• BRIEF
Images are to be dropped, and the rest of the data reproduced exactly.

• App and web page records
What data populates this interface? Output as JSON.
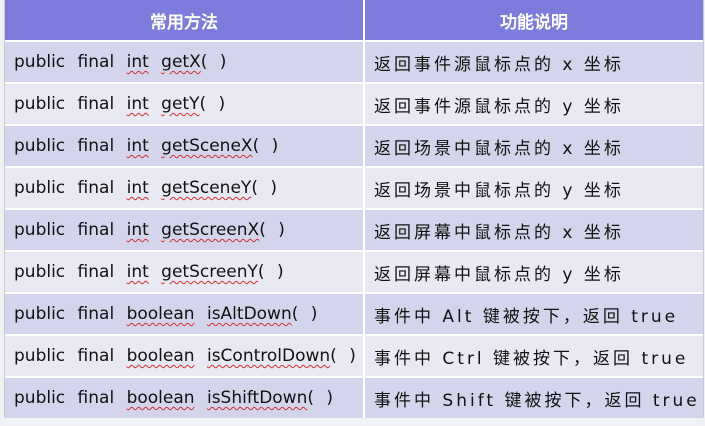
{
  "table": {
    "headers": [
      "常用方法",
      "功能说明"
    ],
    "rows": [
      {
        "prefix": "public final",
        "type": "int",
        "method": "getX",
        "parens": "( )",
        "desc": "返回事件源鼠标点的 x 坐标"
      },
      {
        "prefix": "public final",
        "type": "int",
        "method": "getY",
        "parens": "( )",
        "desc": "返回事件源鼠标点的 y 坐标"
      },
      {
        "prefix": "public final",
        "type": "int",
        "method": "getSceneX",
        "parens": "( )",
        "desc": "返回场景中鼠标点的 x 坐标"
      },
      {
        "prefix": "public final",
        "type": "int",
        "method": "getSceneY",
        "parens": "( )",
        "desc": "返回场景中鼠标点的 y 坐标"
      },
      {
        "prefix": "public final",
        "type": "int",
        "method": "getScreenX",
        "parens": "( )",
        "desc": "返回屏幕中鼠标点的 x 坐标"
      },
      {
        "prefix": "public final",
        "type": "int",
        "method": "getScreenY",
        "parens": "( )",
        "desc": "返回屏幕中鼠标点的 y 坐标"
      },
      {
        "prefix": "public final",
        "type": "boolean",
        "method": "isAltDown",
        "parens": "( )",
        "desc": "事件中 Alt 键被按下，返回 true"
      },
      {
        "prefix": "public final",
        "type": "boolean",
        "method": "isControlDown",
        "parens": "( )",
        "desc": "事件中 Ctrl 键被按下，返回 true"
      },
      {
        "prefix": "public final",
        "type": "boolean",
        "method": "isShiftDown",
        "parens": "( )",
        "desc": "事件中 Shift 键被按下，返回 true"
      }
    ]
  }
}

• EXERCISE OUTPUT
What data populates this interface? Output as JSON.
{
  "table": {
    "headers": [
      "常用方法",
      "功能说明"
    ],
    "rows": [
      {
        "prefix": "public final",
        "type": "int",
        "method": "getX",
        "parens": "( )",
        "desc": "返回事件源鼠标点的 x 坐标"
      },
      {
        "prefix": "public final",
        "type": "int",
        "method": "getY",
        "parens": "( )",
        "desc": "返回事件源鼠标点的 y 坐标"
      },
      {
        "prefix": "public final",
        "type": "int",
        "method": "getSceneX",
        "parens": "( )",
        "desc": "返回场景中鼠标点的 x 坐标"
      },
      {
        "prefix": "public final",
        "type": "int",
        "method": "getSceneY",
        "parens": "( )",
        "desc": "返回场景中鼠标点的 y 坐标"
      },
      {
        "prefix": "public final",
        "type": "int",
        "method": "getScreenX",
        "parens": "( )",
        "desc": "返回屏幕中鼠标点的 x 坐标"
      },
      {
        "prefix": "public final",
        "type": "int",
        "method": "getScreenY",
        "parens": "( )",
        "desc": "返回屏幕中鼠标点的 y 坐标"
      },
      {
        "prefix": "public final",
        "type": "boolean",
        "method": "isAltDown",
        "parens": "( )",
        "desc": "事件中 Alt 键被按下，返回 true"
      },
      {
        "prefix": "public final",
        "type": "boolean",
        "method": "isControlDown",
        "parens": "( )",
        "desc": "事件中 Ctrl 键被按下，返回 true"
      },
      {
        "prefix": "public final",
        "type": "boolean",
        "method": "isShiftDown",
        "parens": "( )",
        "desc": "事件中 Shift 键被按下，返回 true"
      }
    ]
  }
}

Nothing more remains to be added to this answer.